The indigenous people who once walked this land were said to be able to identify and process over 100 different plants. With deep respect, they utilized these plants for both their caloric and medicinal properties. Today, we eat mostly the same plants including, but not limited to alliums, brassicas, nightshades, amaranths, legumes, and a few others. Remember that when we go to the grocery store, although it may seem as if we have a large option of vegetables to choose from, most are just genetically modified version of the same plant.
Again, I don't mean to undermind the use of domesticated plants, as they make up a large portion of my diet. But I do wish to stress the importance of truly connecting with natural plants by getting outside and seeking out wild plants.
When it comes to health, there are very few educators who promote foraging and eating wild foods. Those who promote the Paleo diet, miss the boat completely by often never mentioning wild food consumption, when our Paleo ancestors would have been consuming many wild plants throughout the year. I guess when it comes to writing and selling books, most are reaching out to an audience that will be shopping at the supermarket and not heading out into the forest for meals.
Last weekend, I catered a workshop that focused on wild plant identification. Throughout the weekend instructor Arthur Haines helped the students identify dozens of plants that are now "in season" here in Maine. On Saturday night, I prepared a delicious meal made up of many wild foods including wild caught haddock, horseradish, Carolina spring beauty, fiddleheads, ramps, and burdock root. For dessert we shared wild grape mead and chaga tea. All the guests, and myself included felt nourished and energized from this meal that was picked just a few hours before it was prepared and consumed.

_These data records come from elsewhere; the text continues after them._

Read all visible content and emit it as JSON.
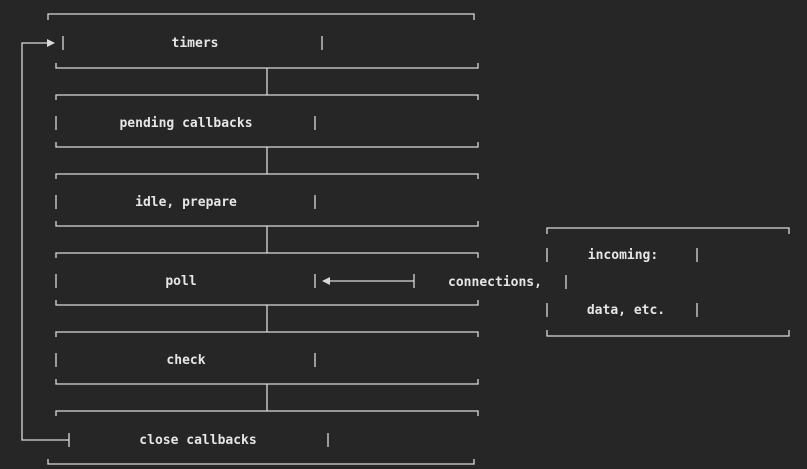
{
  "diagram": {
    "phases": [
      {
        "label": "timers"
      },
      {
        "label": "pending callbacks"
      },
      {
        "label": "idle, prepare"
      },
      {
        "label": "poll"
      },
      {
        "label": "check"
      },
      {
        "label": "close callbacks"
      }
    ],
    "incoming": {
      "lines": [
        "incoming:",
        "connections,",
        "data, etc."
      ]
    }
  }
}
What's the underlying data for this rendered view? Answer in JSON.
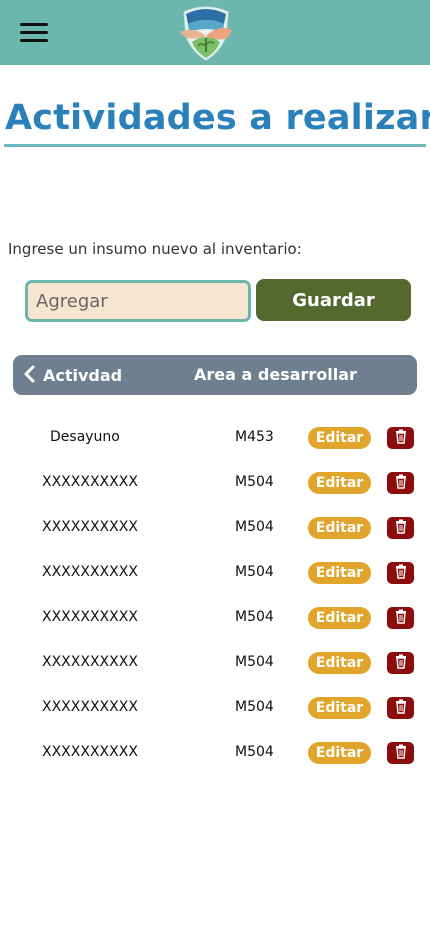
{
  "header": {
    "menu_icon": "hamburger-menu-icon",
    "logo_icon": "hands-plant-logo-icon",
    "colors": {
      "bar": "#6cb7ad"
    }
  },
  "page": {
    "title": "Actividades a realizar",
    "prompt": "Ingrese un insumo nuevo al inventario:",
    "colors": {
      "title": "#2a80b9"
    }
  },
  "form": {
    "input_placeholder": "Agregar",
    "input_value": "",
    "save_label": "Guardar",
    "colors": {
      "input_bg": "#f6e6d0",
      "save_bg": "#55692f"
    }
  },
  "table": {
    "back_icon": "chevron-left-icon",
    "col_activity": "Activdad",
    "col_area": "Area a desarrollar",
    "edit_label": "Editar",
    "delete_icon": "trash-icon",
    "colors": {
      "header_bg": "#6e7f8f",
      "edit_bg": "#e0a52a",
      "delete_bg": "#8b0d0d"
    },
    "rows": [
      {
        "name": "Desayuno",
        "code": "M453"
      },
      {
        "name": "XXXXXXXXXX",
        "code": "M504"
      },
      {
        "name": "XXXXXXXXXX",
        "code": "M504"
      },
      {
        "name": "XXXXXXXXXX",
        "code": "M504"
      },
      {
        "name": "XXXXXXXXXX",
        "code": "M504"
      },
      {
        "name": "XXXXXXXXXX",
        "code": "M504"
      },
      {
        "name": "XXXXXXXXXX",
        "code": "M504"
      },
      {
        "name": "XXXXXXXXXX",
        "code": "M504"
      }
    ]
  }
}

To sum up this post, I wish to encourage you to get outside, no matter what the weather is like, and find some wild food. Take a class with local foragers and learn to eat the foods that once nourished a nation of healthy people who lived void of modern day disease.